### Task
Copy out every line of the listing in which "永恒之心" appears.

### Materials provided

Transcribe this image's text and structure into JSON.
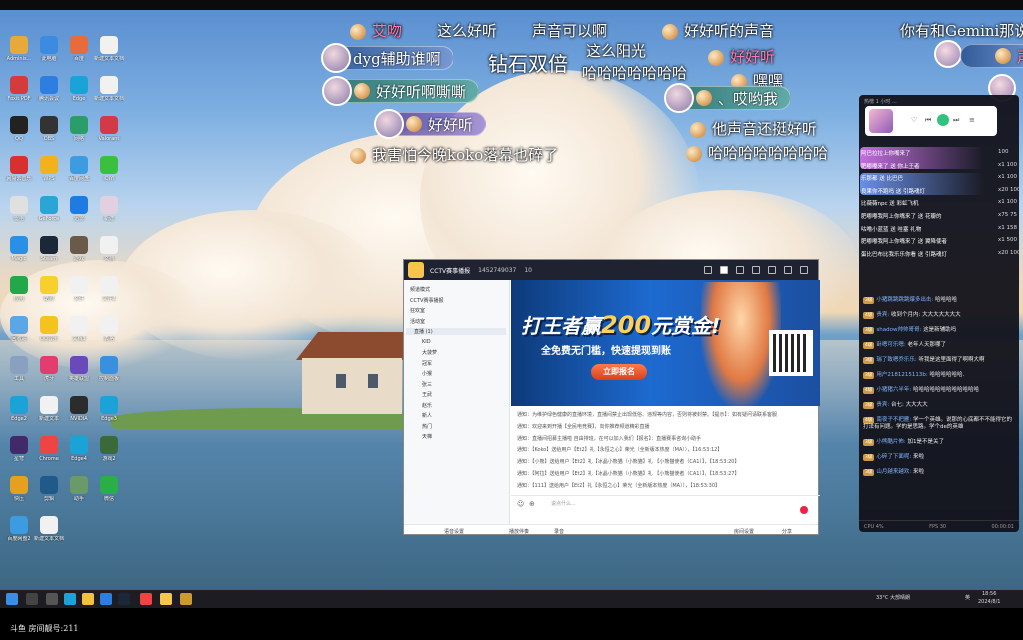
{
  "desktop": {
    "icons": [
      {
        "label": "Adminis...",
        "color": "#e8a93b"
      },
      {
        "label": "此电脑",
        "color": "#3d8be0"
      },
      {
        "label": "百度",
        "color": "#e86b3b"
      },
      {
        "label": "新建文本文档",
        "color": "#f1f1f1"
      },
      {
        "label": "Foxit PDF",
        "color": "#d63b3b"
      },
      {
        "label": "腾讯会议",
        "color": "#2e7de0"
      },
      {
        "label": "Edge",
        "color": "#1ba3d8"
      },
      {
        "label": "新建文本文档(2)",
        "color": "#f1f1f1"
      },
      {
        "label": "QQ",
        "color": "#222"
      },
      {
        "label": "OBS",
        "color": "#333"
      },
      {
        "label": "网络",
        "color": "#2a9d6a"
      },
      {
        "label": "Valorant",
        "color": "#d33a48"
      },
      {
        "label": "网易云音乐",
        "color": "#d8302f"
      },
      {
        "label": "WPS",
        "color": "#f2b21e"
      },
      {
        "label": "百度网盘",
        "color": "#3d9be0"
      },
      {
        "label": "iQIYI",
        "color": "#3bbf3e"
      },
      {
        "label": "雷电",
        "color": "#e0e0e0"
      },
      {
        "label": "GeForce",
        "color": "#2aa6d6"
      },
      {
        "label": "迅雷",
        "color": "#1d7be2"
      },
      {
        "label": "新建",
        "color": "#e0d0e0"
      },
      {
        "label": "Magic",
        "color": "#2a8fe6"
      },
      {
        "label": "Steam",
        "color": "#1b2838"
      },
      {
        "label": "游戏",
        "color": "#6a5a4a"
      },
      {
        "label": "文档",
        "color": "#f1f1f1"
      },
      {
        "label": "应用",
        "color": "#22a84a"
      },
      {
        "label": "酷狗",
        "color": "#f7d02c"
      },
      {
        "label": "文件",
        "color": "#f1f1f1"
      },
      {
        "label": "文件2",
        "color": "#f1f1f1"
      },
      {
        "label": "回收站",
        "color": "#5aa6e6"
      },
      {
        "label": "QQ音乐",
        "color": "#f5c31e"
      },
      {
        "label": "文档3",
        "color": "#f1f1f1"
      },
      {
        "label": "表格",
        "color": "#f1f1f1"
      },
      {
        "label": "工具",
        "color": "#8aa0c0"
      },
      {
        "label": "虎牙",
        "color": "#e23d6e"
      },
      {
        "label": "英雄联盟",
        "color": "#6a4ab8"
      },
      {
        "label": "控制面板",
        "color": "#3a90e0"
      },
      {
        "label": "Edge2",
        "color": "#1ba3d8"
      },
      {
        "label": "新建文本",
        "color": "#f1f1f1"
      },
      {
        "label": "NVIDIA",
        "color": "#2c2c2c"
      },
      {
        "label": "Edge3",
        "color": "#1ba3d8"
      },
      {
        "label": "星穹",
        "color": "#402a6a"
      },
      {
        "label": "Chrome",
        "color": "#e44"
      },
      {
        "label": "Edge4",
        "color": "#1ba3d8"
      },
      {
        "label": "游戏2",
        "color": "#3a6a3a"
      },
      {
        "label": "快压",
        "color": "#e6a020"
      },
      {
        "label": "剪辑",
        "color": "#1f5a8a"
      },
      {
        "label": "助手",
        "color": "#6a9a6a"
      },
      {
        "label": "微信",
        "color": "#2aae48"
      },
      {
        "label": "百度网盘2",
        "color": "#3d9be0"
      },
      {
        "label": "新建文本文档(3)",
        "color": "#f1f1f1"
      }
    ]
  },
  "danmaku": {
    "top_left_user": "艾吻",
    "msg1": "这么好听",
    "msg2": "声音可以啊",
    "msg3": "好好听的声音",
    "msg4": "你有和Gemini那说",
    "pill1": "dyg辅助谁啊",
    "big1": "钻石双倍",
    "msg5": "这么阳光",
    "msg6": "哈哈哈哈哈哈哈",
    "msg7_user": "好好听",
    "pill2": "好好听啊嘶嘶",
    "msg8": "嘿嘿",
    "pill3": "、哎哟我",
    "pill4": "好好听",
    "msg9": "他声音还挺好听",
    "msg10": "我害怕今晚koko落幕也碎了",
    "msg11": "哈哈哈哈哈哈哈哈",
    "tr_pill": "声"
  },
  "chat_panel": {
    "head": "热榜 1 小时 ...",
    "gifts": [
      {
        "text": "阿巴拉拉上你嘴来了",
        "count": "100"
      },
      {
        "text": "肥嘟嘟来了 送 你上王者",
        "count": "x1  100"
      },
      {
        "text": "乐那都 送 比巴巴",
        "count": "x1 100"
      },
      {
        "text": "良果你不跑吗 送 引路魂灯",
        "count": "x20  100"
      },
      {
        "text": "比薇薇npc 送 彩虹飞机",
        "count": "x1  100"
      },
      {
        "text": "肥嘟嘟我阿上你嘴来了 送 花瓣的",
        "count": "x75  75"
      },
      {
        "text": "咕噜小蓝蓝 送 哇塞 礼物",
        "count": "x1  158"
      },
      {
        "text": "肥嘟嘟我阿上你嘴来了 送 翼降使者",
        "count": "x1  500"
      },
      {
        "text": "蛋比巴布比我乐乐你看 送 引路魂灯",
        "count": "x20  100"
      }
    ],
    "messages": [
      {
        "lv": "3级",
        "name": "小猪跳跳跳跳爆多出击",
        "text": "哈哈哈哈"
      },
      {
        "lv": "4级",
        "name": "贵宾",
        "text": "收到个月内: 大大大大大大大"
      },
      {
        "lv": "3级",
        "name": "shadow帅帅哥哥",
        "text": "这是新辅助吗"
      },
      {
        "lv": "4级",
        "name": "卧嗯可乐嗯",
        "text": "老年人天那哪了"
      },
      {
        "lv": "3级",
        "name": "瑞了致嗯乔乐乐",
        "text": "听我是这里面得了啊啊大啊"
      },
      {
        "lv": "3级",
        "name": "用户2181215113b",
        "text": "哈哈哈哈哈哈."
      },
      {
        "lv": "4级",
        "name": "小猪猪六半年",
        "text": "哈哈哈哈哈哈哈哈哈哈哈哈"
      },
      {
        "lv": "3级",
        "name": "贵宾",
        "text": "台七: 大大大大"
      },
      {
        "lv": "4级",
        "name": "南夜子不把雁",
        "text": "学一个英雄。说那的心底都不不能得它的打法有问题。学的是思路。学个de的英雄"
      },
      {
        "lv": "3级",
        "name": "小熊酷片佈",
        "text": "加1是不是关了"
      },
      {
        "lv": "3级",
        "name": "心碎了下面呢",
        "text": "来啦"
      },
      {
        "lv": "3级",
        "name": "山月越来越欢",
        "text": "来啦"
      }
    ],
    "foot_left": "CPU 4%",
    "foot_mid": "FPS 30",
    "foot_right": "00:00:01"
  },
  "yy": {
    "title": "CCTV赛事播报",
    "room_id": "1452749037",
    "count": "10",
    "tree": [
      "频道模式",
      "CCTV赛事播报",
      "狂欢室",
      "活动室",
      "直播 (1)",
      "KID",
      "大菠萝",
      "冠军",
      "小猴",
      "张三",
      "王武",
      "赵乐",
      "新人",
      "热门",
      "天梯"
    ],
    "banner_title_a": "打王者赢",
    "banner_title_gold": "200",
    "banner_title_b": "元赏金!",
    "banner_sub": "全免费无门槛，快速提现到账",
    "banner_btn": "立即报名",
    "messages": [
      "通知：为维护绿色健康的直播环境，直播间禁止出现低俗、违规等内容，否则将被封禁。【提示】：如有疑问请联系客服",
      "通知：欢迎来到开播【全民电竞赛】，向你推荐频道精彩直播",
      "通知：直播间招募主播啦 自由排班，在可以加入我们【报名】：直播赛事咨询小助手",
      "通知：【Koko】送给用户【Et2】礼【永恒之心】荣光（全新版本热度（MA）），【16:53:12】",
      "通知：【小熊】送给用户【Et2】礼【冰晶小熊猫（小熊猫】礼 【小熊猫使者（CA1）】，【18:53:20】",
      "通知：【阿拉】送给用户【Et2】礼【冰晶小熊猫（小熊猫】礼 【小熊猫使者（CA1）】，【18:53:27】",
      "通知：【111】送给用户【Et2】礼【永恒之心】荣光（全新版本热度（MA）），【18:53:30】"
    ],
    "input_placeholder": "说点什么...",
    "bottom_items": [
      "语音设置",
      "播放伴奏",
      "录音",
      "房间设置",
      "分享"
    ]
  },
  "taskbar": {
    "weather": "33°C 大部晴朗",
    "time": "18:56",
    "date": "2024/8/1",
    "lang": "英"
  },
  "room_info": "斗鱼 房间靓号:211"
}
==
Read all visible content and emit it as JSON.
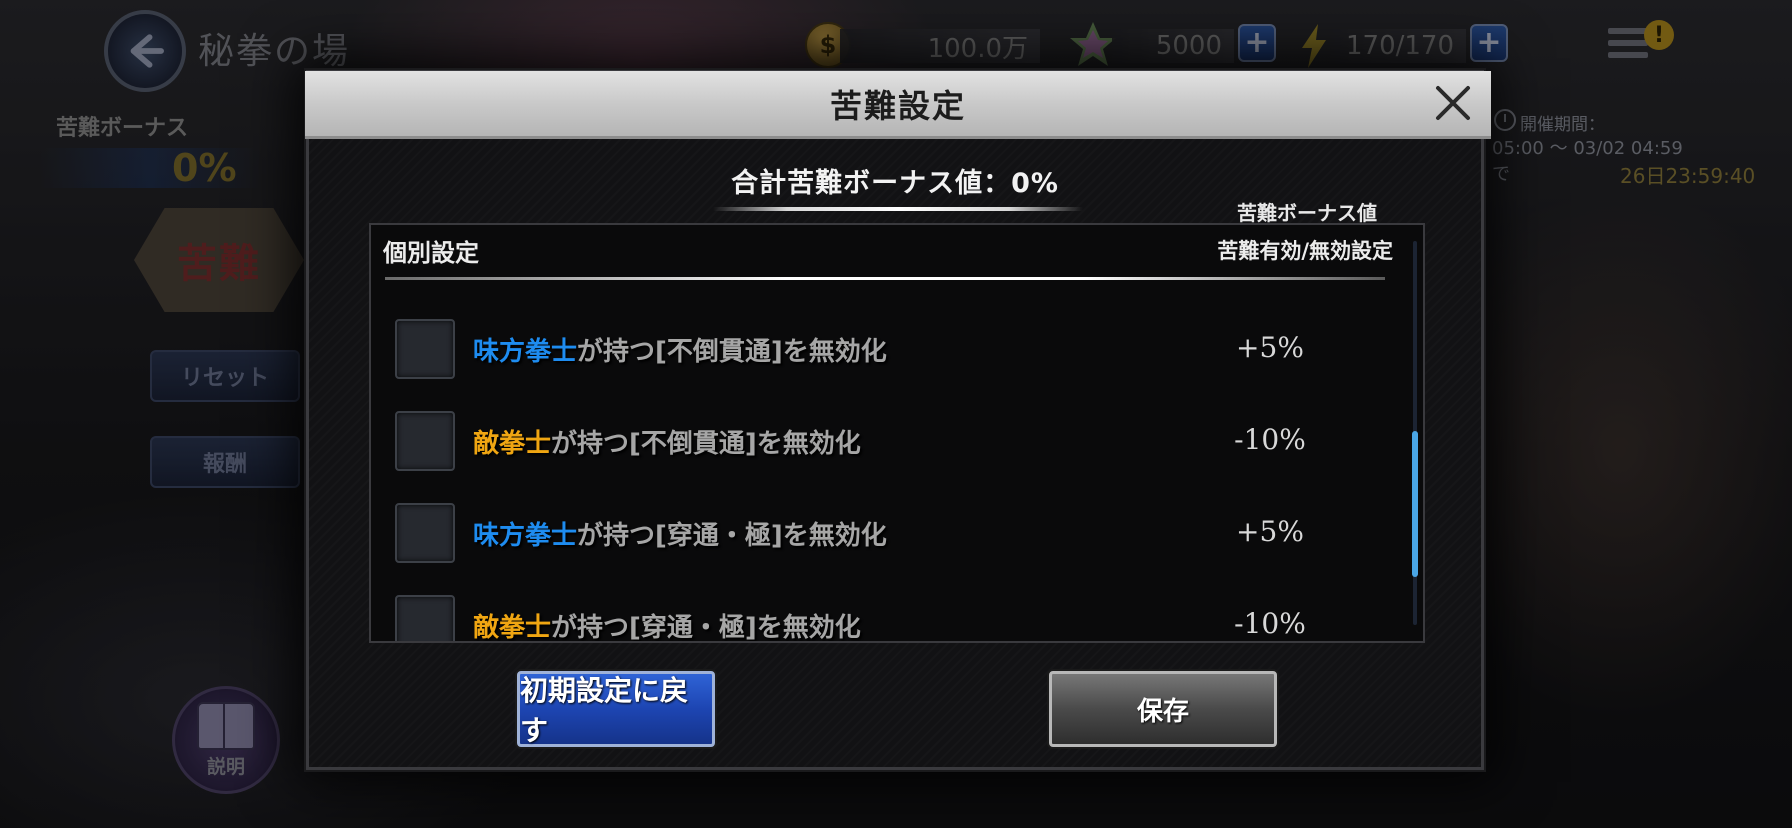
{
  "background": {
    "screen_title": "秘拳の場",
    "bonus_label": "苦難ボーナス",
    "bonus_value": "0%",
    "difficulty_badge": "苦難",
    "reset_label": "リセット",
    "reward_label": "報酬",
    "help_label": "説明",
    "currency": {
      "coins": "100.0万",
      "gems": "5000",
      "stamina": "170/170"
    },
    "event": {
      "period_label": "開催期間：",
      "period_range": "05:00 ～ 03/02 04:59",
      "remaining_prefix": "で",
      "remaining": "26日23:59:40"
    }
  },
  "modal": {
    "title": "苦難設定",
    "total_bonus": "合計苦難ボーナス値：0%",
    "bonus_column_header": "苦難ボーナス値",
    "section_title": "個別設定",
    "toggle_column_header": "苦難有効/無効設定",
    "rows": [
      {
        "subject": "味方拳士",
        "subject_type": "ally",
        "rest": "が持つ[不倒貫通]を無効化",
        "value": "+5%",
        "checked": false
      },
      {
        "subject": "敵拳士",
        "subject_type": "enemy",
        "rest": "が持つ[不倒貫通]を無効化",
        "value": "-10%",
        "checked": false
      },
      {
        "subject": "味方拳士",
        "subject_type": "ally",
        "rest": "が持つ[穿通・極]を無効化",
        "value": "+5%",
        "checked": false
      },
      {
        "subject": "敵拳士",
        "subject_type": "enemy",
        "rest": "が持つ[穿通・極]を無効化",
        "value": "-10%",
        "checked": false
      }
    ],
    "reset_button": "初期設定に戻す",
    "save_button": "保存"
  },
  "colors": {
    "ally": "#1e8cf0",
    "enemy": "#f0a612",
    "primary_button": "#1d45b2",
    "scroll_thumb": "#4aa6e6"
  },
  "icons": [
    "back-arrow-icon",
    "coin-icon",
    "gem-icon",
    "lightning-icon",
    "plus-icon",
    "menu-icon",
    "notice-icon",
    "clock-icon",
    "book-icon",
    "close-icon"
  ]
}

### Answer to this problem
      "通知：【Koko】送给用户【Et2】礼【永恒之心】荣光（全新版本热度（MA）），【16:53:12】",
      "通知：【111】送给用户【Et2】礼【永恒之心】荣光（全新版本热度（MA）），【18:53:30】"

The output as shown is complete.